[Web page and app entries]

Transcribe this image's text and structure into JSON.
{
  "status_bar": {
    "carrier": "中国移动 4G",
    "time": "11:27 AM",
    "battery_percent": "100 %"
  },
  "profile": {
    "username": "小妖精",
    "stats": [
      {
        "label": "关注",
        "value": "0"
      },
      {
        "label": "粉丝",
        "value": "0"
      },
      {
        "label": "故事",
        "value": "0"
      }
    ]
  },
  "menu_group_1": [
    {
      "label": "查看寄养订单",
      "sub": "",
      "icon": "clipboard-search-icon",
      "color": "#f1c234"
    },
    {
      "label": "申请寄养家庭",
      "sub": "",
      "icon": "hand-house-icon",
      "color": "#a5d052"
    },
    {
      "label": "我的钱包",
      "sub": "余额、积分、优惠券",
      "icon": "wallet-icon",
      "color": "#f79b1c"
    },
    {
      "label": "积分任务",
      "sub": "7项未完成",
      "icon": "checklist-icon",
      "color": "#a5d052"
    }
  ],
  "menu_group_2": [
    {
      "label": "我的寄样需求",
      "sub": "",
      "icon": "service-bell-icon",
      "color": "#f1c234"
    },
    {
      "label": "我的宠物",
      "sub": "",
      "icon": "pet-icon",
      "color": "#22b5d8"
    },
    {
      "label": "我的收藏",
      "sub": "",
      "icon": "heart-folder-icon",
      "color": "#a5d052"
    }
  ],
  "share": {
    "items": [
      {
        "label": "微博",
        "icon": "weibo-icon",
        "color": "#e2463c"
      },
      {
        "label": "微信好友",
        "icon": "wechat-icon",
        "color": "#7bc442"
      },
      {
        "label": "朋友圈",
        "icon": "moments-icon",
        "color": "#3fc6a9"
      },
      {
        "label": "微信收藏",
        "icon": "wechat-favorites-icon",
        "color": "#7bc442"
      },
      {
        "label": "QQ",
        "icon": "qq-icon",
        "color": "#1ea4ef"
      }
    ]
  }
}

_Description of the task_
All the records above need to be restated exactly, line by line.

_Solution for this task_
Transcribe this image's text and structure into JSON.
{
  "status_bar": {
    "carrier": "中国移动 4G",
    "time": "11:27 AM",
    "battery_percent": "100 %"
  },
  "profile": {
    "username": "小妖精",
    "stats": [
      {
        "label": "关注",
        "value": "0"
      },
      {
        "label": "粉丝",
        "value": "0"
      },
      {
        "label": "故事",
        "value": "0"
      }
    ]
  },
  "menu_group_1": [
    {
      "label": "查看寄养订单",
      "sub": "",
      "icon": "clipboard-search-icon",
      "color": "#f1c234"
    },
    {
      "label": "申请寄养家庭",
      "sub": "",
      "icon": "hand-house-icon",
      "color": "#a5d052"
    },
    {
      "label": "我的钱包",
      "sub": "余额、积分、优惠券",
      "icon": "wallet-icon",
      "color": "#f79b1c"
    },
    {
      "label": "积分任务",
      "sub": "7项未完成",
      "icon": "checklist-icon",
      "color": "#a5d052"
    }
  ],
  "menu_group_2": [
    {
      "label": "我的寄样需求",
      "sub": "",
      "icon": "service-bell-icon",
      "color": "#f1c234"
    },
    {
      "label": "我的宠物",
      "sub": "",
      "icon": "pet-icon",
      "color": "#22b5d8"
    },
    {
      "label": "我的收藏",
      "sub": "",
      "icon": "heart-folder-icon",
      "color": "#a5d052"
    }
  ],
  "share": {
    "items": [
      {
        "label": "微博",
        "icon": "weibo-icon",
        "color": "#e2463c"
      },
      {
        "label": "微信好友",
        "icon": "wechat-icon",
        "color": "#7bc442"
      },
      {
        "label": "朋友圈",
        "icon": "moments-icon",
        "color": "#3fc6a9"
      },
      {
        "label": "微信收藏",
        "icon": "wechat-favorites-icon",
        "color": "#7bc442"
      },
      {
        "label": "QQ",
        "icon": "qq-icon",
        "color": "#1ea4ef"
      }
    ]
  }
}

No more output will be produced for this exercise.